One Year after Bin Laden's Demise
One year ago, on May 2, 2011, the elite U.S. Navy SEAL Team 6 unit killed al-Qaeda leader Osama bin Laden in a raid on his hitherto secret residence in Abbottabad, Pakistan. What has been the impact of this event?
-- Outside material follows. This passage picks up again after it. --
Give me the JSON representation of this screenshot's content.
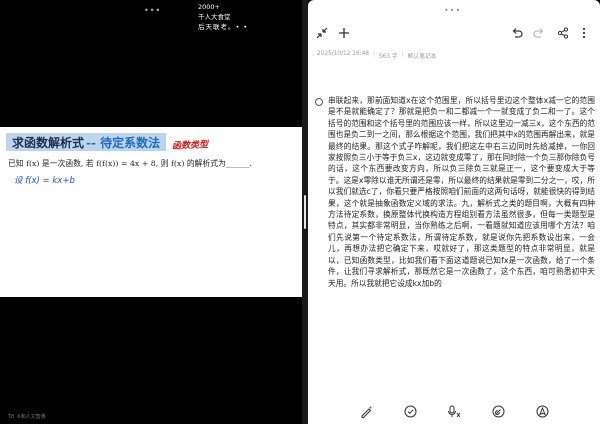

Most notable was the exacerbation of the already considerable tension between the United States and Pakistan. For the U.S. government and the American public generally, the discovery of Bin Laden in Pakistan — where he had apparently been living for several years — has heightened suspicion that, despite their many denials, Pakistani government officials not only knew about his presence in their country, but must have facilitated it. For the Pakistani military and security establishment, by contrast, the U.S. military raid that killed Bin Laden was not only an embarrassment for revealing that Bin Laden was comfortably ensconced in Pakistan, but also an affront. The United States undertook it without obtaining prior permission from Islamabad, or even informing the Pakistani government about it until after U.S. forces had exited the country. A year later, Pakistani-American mutual suspicion and mistrust remain intense.
Another impact of Bin Laden’s death has been its effect on American public opinion. The capture or killing of the al-Qaeda leader had been seen by many Americans as one of the most important aims of the U.S.-led intervention in Afghanistan. A May 2011, USA Today/Gallup poll indicated that nearly 60 percent of the American public saw the achievement of this goal as reason for withdrawing U.S. armed forces from an increasingly unpopular war. American public opinion has not changed in the year since then.
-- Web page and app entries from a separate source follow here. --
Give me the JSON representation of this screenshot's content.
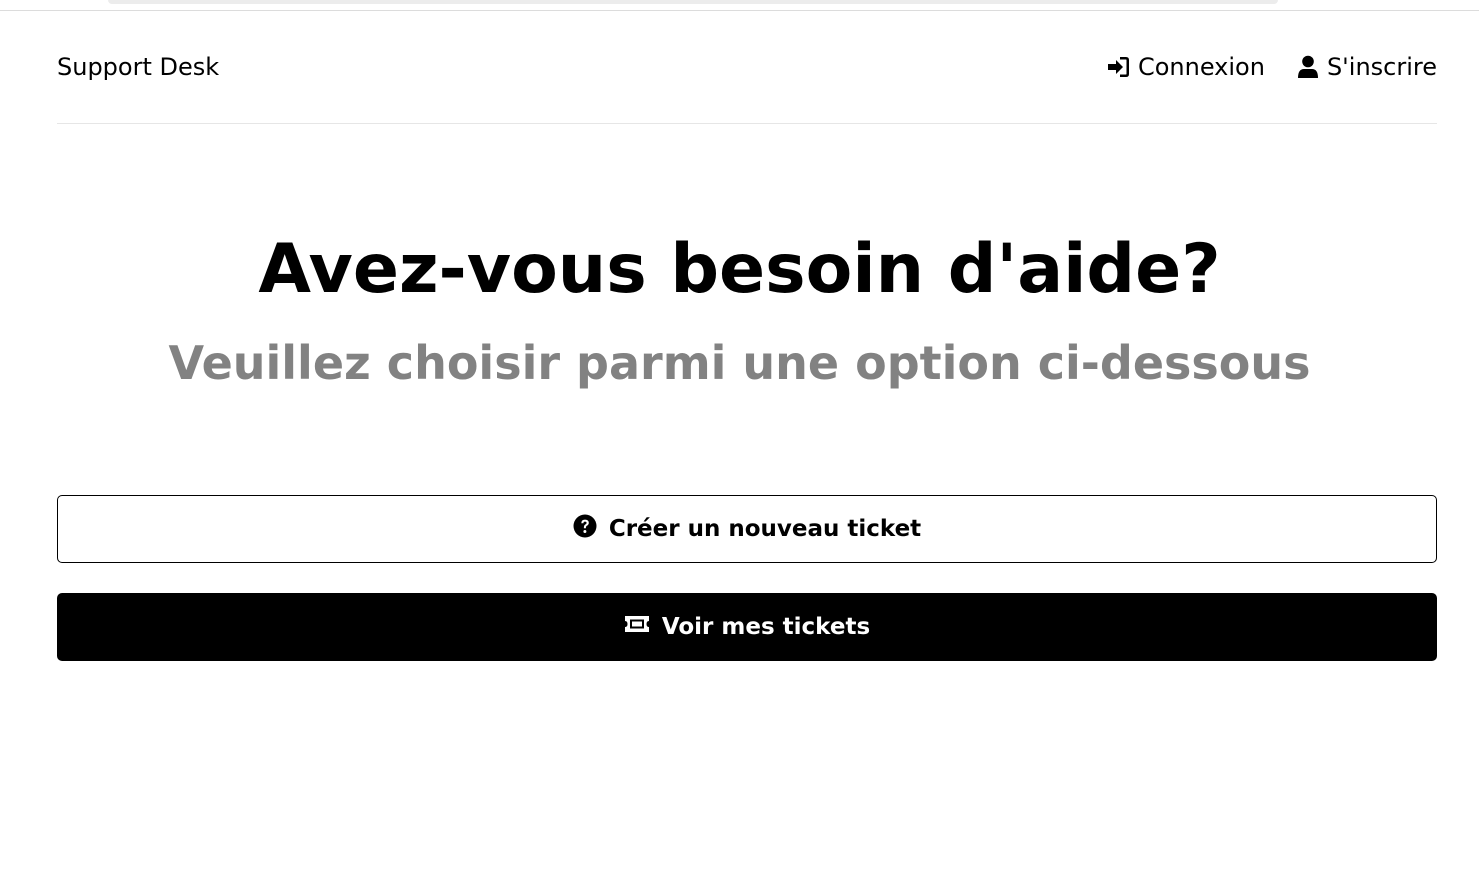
{
  "header": {
    "logo": "Support Desk",
    "nav": {
      "login_label": "Connexion",
      "login_icon": "sign-in-icon",
      "register_label": "S'inscrire",
      "register_icon": "user-icon"
    }
  },
  "hero": {
    "title": "Avez-vous besoin d'aide?",
    "subtitle": "Veuillez choisir parmi une option ci-dessous"
  },
  "actions": {
    "new_ticket_label": "Créer un nouveau ticket",
    "new_ticket_icon": "question-circle-icon",
    "view_tickets_label": "Voir mes tickets",
    "view_tickets_icon": "ticket-icon"
  },
  "colors": {
    "primary": "#000000",
    "subtitle": "#828282",
    "background": "#ffffff"
  }
}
Both Pakistani-American relations and American support for the war in Afghanistan, though, were already souring before U.S. forces killed Bin Laden. His death may have accelerated these developments, but it did not cause them.
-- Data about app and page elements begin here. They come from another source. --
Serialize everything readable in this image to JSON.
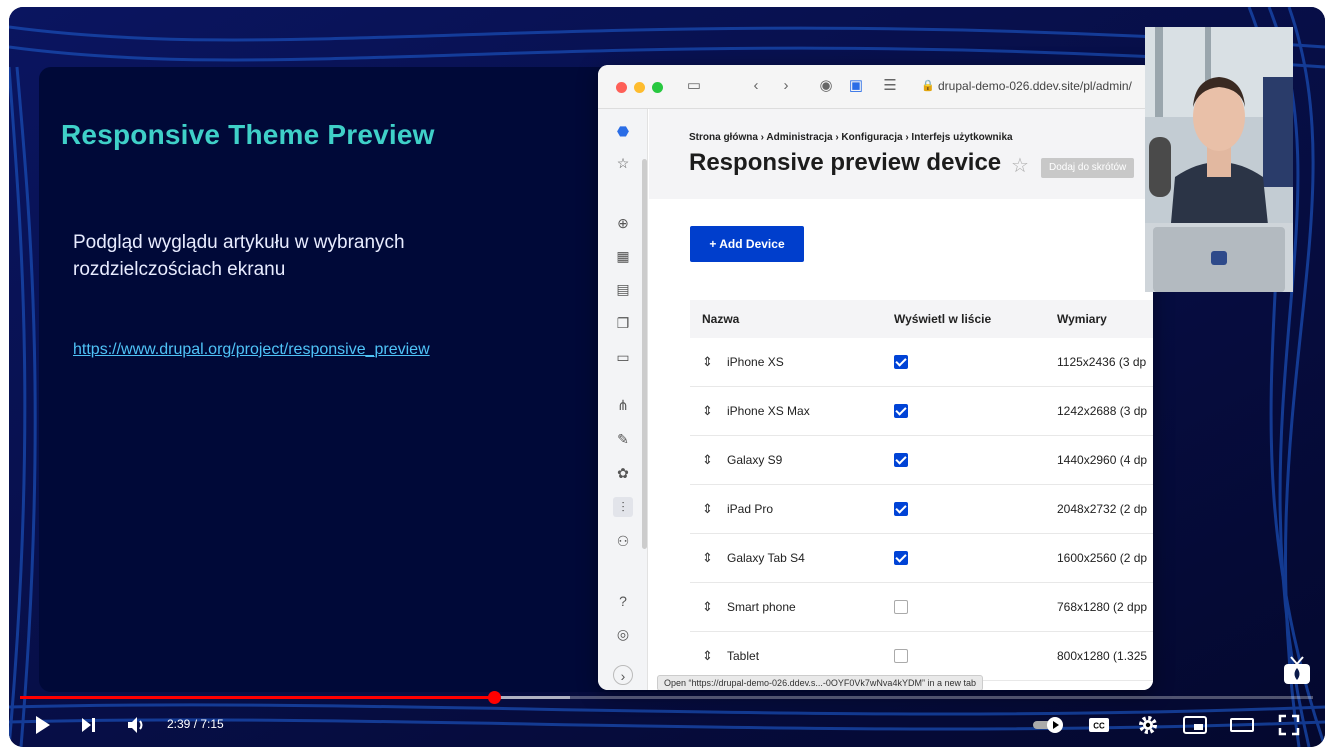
{
  "slide": {
    "title": "Responsive Theme Preview",
    "text": "Podgląd wyglądu artykułu w wybranych rozdzielczościach ekranu",
    "link": "https://www.drupal.org/project/responsive_preview"
  },
  "browser": {
    "url": "drupal-demo-026.ddev.site/pl/admin/",
    "breadcrumb": "Strona główna  ›  Administracja  ›  Konfiguracja  ›  Interfejs użytkownika",
    "page_title": "Responsive preview device",
    "shortcut_label": "Dodaj do skrótów",
    "add_button": "+ Add Device",
    "columns": [
      "Nazwa",
      "Wyświetl w liście",
      "Wymiary"
    ],
    "rows": [
      {
        "name": "iPhone XS",
        "checked": true,
        "dims": "1125x2436 (3 dp"
      },
      {
        "name": "iPhone XS Max",
        "checked": true,
        "dims": "1242x2688 (3 dp"
      },
      {
        "name": "Galaxy S9",
        "checked": true,
        "dims": "1440x2960 (4 dp"
      },
      {
        "name": "iPad Pro",
        "checked": true,
        "dims": "2048x2732 (2 dp"
      },
      {
        "name": "Galaxy Tab S4",
        "checked": true,
        "dims": "1600x2560 (2 dp"
      },
      {
        "name": "Smart phone",
        "checked": false,
        "dims": "768x1280 (2 dpp"
      },
      {
        "name": "Tablet",
        "checked": false,
        "dims": "800x1280 (1.325"
      }
    ],
    "status_text": "Open “https://drupal-demo-026.ddev.s...-0OYF0Vk7wNva4kYDM” in a new tab"
  },
  "player": {
    "time": "2:39 / 7:15",
    "progress_fraction": 0.367,
    "buffered_fraction": 0.425,
    "colors": {
      "progress": "#ff0000",
      "slide_bg": "#000938",
      "title": "#3fd0c8"
    }
  },
  "icons": [
    "play-icon",
    "next-icon",
    "volume-icon",
    "autoplay-toggle-icon",
    "captions-icon",
    "settings-icon",
    "miniplayer-icon",
    "theater-icon",
    "fullscreen-icon"
  ]
}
Otherwise, Bin Laden’s death has principally been noteworthy for its lack of impact. His demise certainly has not ameliorated the War on Terror. Its component conflicts — Afghanistan, Iraq, Yemen, etc. — are ongoing. Al-Qaeda itself and its various regional affiliates all continue as well. On the other hand, the death of Bin Laden has not exacerbated the War on Terror either. Consumed by the Arab Spring since its inception in January 2011, the Arab world appears to have barely noticed or cared about Bin Laden’s death.
The Obama administration incurred a serious risk in killing Bin Laden instead of capturing him: In death he could have been regarded as a revolutionary folk hero inspiring others, like Che Guevara after he was killed by Bolivian government forces in 1967. News reports from a year ago made clear that the Navy SEALs could have captured Bin Laden instead of killing him, but they did not. Perhaps the Obama administration did not want Bin Laden to make a circus of his trial and even elicit a degree of sympathy, as Saddam Hussein did after his capture.
But whatever the reason the Obama administration chose killing instead of capture, Bin Laden has so far shown little sign of achieving the status of Che Guevara, still the poster boy for world changers everywhere. And since this has not happened yet, it probably isn’t going to.
There is a lesson in all this. Although so many (including Osama bin Laden himself) saw the founding father of al-Qaeda as the mastermind directing a global jihad against America and its allies, he was really more an exploiter than a leader. What Washington needs to do now is focus on ameliorating the conditions in the Muslim world that Bin Laden was able to exploit so that anyone seeking to emulate him has less opportunity to do so. Sooner or later, someone is bound to try.
Mark N. Katz is the author of Leaving without Losing: The War on Terror after Iraq and Afghanistan (Johns Hopkins University Press, 2012) and the multi-part series The War on Terror In Perspective.